Data records ->
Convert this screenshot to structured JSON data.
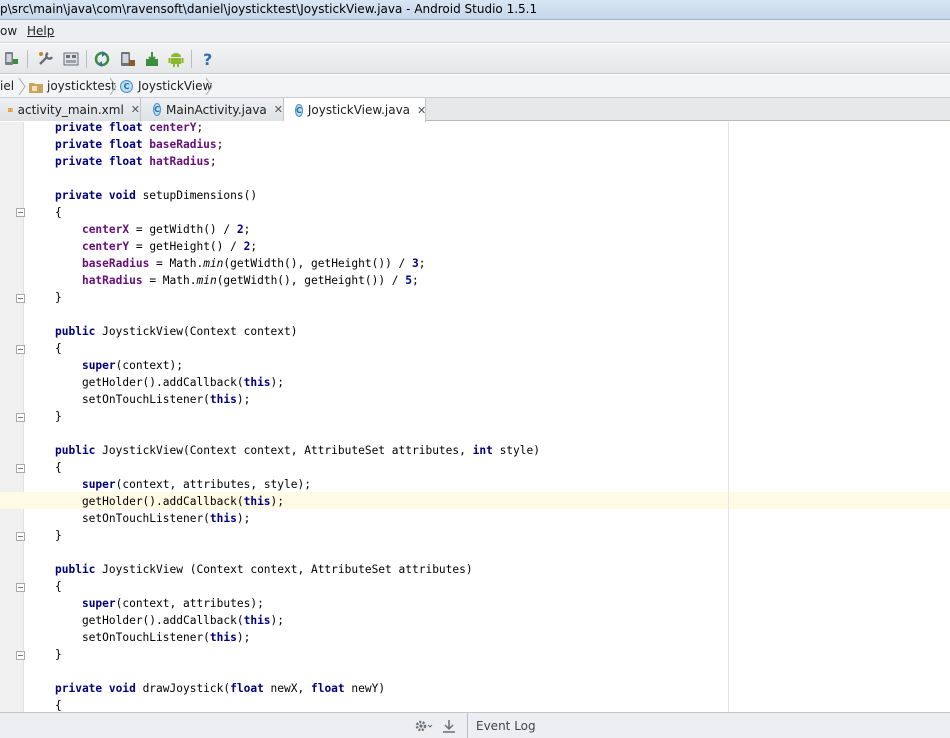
{
  "window": {
    "title": "p\\src\\main\\java\\com\\ravensoft\\daniel\\joysticktest\\JoystickView.java - Android Studio 1.5.1"
  },
  "menu": {
    "items": [
      {
        "label": "ow"
      },
      {
        "label": "Help"
      }
    ]
  },
  "toolbar": {
    "icons": [
      "device-icon",
      "wrench-icon",
      "structure-icon",
      "sync-icon",
      "avd-icon",
      "sdk-icon",
      "android-icon",
      "help-icon"
    ]
  },
  "breadcrumbs": [
    {
      "label": "iel"
    },
    {
      "label": "joysticktest"
    },
    {
      "label": "JoystickView"
    }
  ],
  "tabs": [
    {
      "label": "activity_main.xml",
      "close": "✕"
    },
    {
      "label": "MainActivity.java",
      "close": "✕"
    },
    {
      "label": "JoystickView.java",
      "close": "✕"
    }
  ],
  "colors": {
    "keyword": "#000080",
    "field": "#660e7a",
    "caret_row": "#fffae3"
  },
  "status": {
    "event_log": "Event Log"
  }
}
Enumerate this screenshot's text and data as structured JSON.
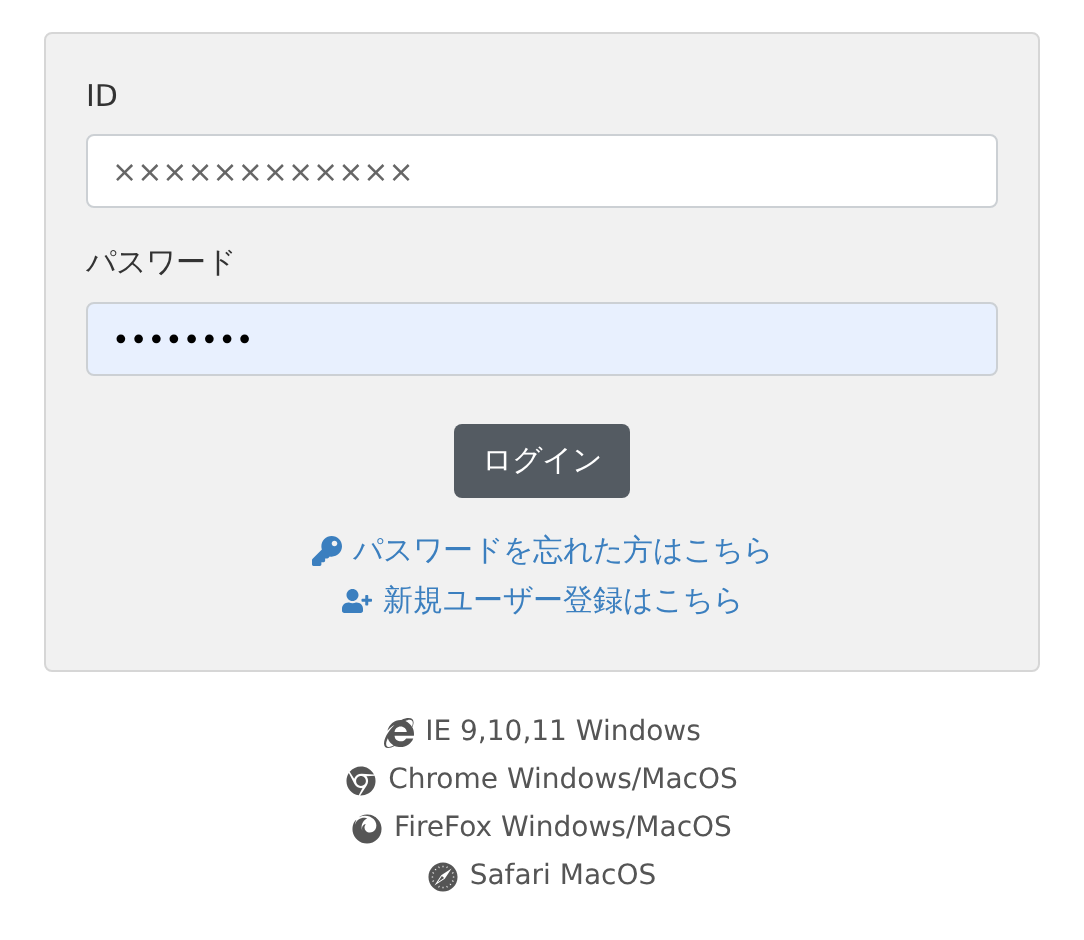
{
  "login_form": {
    "id_label": "ID",
    "id_value": "××××××××××××",
    "password_label": "パスワード",
    "password_value": "••••••••",
    "password_autofilled": true,
    "submit_button": "ログイン",
    "links": [
      {
        "kind": "key",
        "label": "パスワードを忘れた方はこちら"
      },
      {
        "kind": "user-plus",
        "label": "新規ユーザー登録はこちら"
      }
    ]
  },
  "supported_browsers": [
    {
      "kind": "ie",
      "label": "IE 9,10,11 Windows"
    },
    {
      "kind": "chrome",
      "label": "Chrome Windows/MacOS"
    },
    {
      "kind": "firefox",
      "label": "FireFox Windows/MacOS"
    },
    {
      "kind": "safari",
      "label": "Safari MacOS"
    }
  ]
}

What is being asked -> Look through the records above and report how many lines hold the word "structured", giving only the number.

Result for this task -> 2